To prove his point to his colleagues, you know what else he did?
Dumb me, you couldn't possible know!
He gave Max a human antidepressant! And Max's behavior improved dramatically.
That's because, just like human depression, a dog depression causes chemical and hormonal changes.
Now is antidepressant the solution if your dog is depressed?
No, that's the last resort. Any antidepressant should be prescribed by your vet. Don't try what Nick did with Max...
That's because using drugs on your dog has long-term negative effect. Using antidepressant that aren't prescribed can cause your dog irregular hearbeats.

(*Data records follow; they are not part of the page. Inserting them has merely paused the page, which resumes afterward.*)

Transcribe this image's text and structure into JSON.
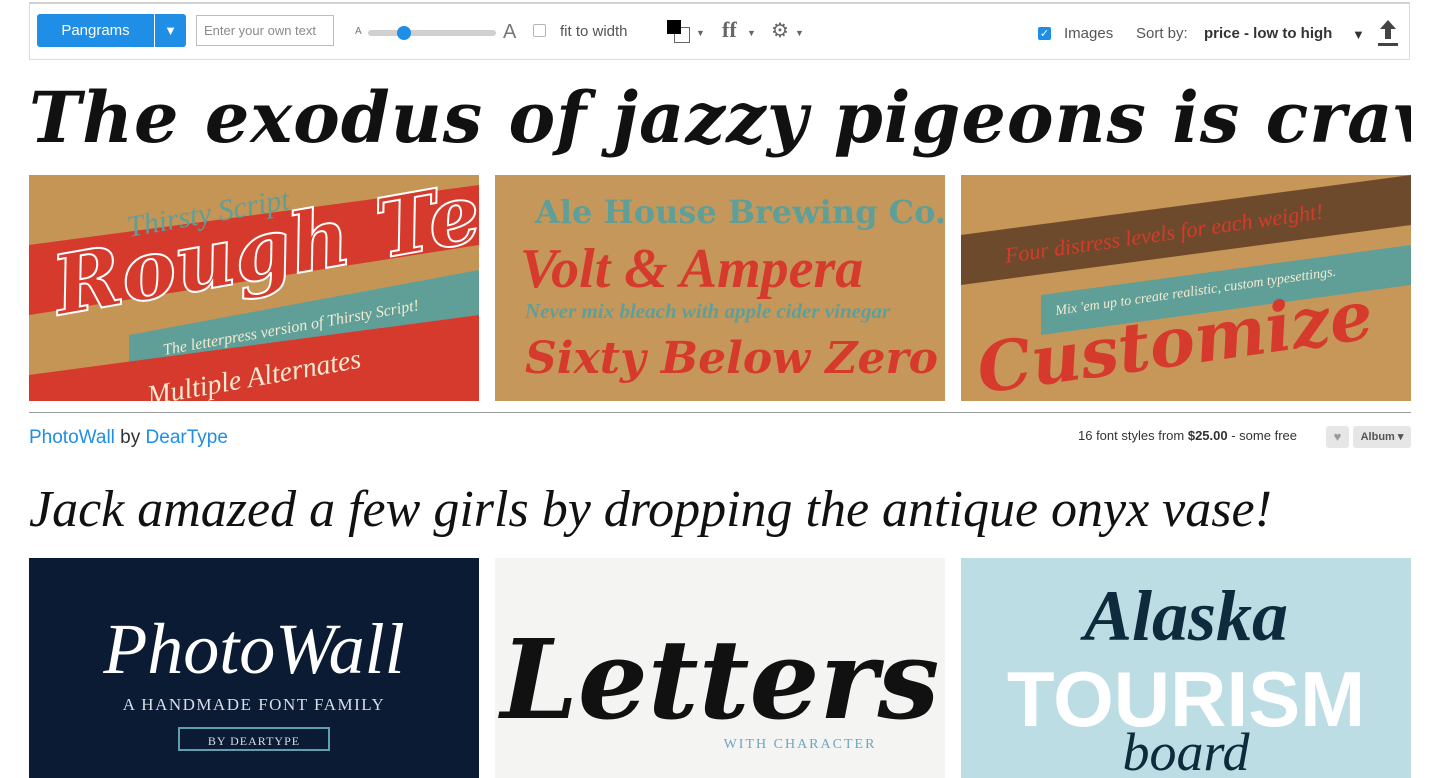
{
  "toolbar": {
    "pangram_label": "Pangrams",
    "pangram_dropdown_glyph": "▼",
    "custom_text_placeholder": "Enter your own text",
    "size_small_label": "A",
    "size_large_label": "A",
    "size_slider_level": 0.28,
    "fit_to_width_label": "fit to width",
    "fit_to_width_checked": false,
    "text_color": "#000000",
    "background_color": "#ffffff",
    "ligatures_glyph": "ff",
    "settings_glyph": "⚙",
    "images_label": "Images",
    "images_checked": true,
    "sort_label": "Sort by:",
    "sort_value": "price - low to high",
    "sort_caret": "▼"
  },
  "results": [
    {
      "sample_text": "The exodus of jazzy pigeons is craved by squ",
      "images": [
        {
          "icon": "thirsty-script-rough-image",
          "line1": "Thirsty Script",
          "line2": "Rough Te",
          "line3": "The letterpress version of Thirsty Script!",
          "line4": "Multiple Alternates"
        },
        {
          "icon": "volt-ampera-image",
          "line1": "Ale House Brewing Co.",
          "line2": "Volt & Ampera",
          "line3": "Never mix bleach with apple cider vinegar",
          "line4": "Sixty Below Zero"
        },
        {
          "icon": "customize-image",
          "line1": "Four distress levels for each weight!",
          "line2": "Mix 'em up to create realistic, custom typesettings.",
          "line3": "Customize"
        }
      ]
    },
    {
      "family_name": "PhotoWall",
      "by_label": "by",
      "designer": "DearType",
      "styles_text": "16 font styles from",
      "price": "$25.00",
      "free_text": "- some free",
      "album_label": "Album ▾",
      "sample_text": "Jack amazed a few girls by dropping the antique onyx vase!",
      "images": [
        {
          "icon": "photowall-image",
          "line1": "PhotoWall",
          "line2": "A HANDMADE FONT FAMILY",
          "line3": "BY DEARTYPE",
          "bg": "#0a1b33"
        },
        {
          "icon": "letters-image",
          "line1": "Letters",
          "line2": "WITH CHARACTER",
          "bg": "#f4f4f2"
        },
        {
          "icon": "alaska-tourism-image",
          "line1": "Alaska",
          "line2": "TOURISM",
          "line3": "board",
          "bg": "#bcdde3"
        }
      ]
    }
  ],
  "colors": {
    "accent": "#1f8ee6",
    "tile_red": "#d63a2c",
    "tile_teal": "#5f9f98",
    "tile_kraft": "#c69758"
  }
}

Also, just like everything, if your dog's body gets used to this boost of hormones, it might just stop making the hormone by itself - do I need to tell you how bad that would be?
Trust me, it's easy to tweak your pup's routine to make that depression go away.
Possible causes of doggy depression
Same as with you, depression can occur following a lifechanging event:
- The death of an owner or furry friend is a major one. That's really the case for anyone, isn't it?
- Moving may also cause some depression since dogs thrive on a schedule and consistency.
- Additions to the family, a new baby or critter, can also put a damper on your dog's mood.
So here's the deal, if any of these happen, you need to take the actions to keep the depression at bay.
What Are the Signs of Depression in Dogs?
Let me sum this up in one sentence, if your dog's behavior changes suddenly for no apparent reason, you should suspect depression.
Changes in sleep habits:
Depressed dogs may sleep more or less than they normally did.
If your pet sleeps all day while you’re at work it's nothing out of the ordinary.
But one that sleeps while you’re away and continues their peaceful slumber even after you get home should signal to you that something is wrong.
Changes in appetite:
Most dogs live for dinnertime, but if your pup is depressed, they may start leaving part or all of their meal in their bowls.
Weight loss or weight gain may be signs of depression if a dog is feeling down for a couple of weeks or more.
Loss of interest:
If your dog was once a candidate for most exuberant greeter but now prefers to lie on their bed when you get home, depression might be the cause.
Depressed dogs may lose interest in their favorite activities or event in their everyday world.
Depression brings destruction.
Remember this one! It's easy it rhymes.
Your pet may excessively lick or chew on their paws or tail, sometimes causing enough damage to create sores or wounds.
Dogs with depression may instead start destroying your furniture, their beds, toys, or your carpets.
How to Help Dogs with Depression
First thing’s first, I would try to increase the time you spend with your pups.
Do something they like, whether that’s frequent car rides or trips to the dog park or something else.
And why not turning off your phone or leaving it at home. Make it your moment.
This is the quality time your dog is living for.
If making your day-to-day life more exciting doesn't work, then I would see your veterinarian.
Ruling out medical causes for the behaviors that you’re seeing is of upmost importance.
If depression is the diagnosis, your vet may suggest exercise or play as ways to bring your dog back up.
For dogs with more severe depression, medication may be in order. Your veterinarian will determine if medication is right for your dog and help to formulate a treatment plan with you.
In the end, dogs are often thought of as our happy, exuberant, nothing affects them best friends.
But the truth is they can experience depression just like you or me.
If your dog is experiencing any of the above symptoms or simply isn’t acting like themselves, it’s time to see your veterinarian in order to get your canine companion back to their old selves.
Gotta get back to working on Säker,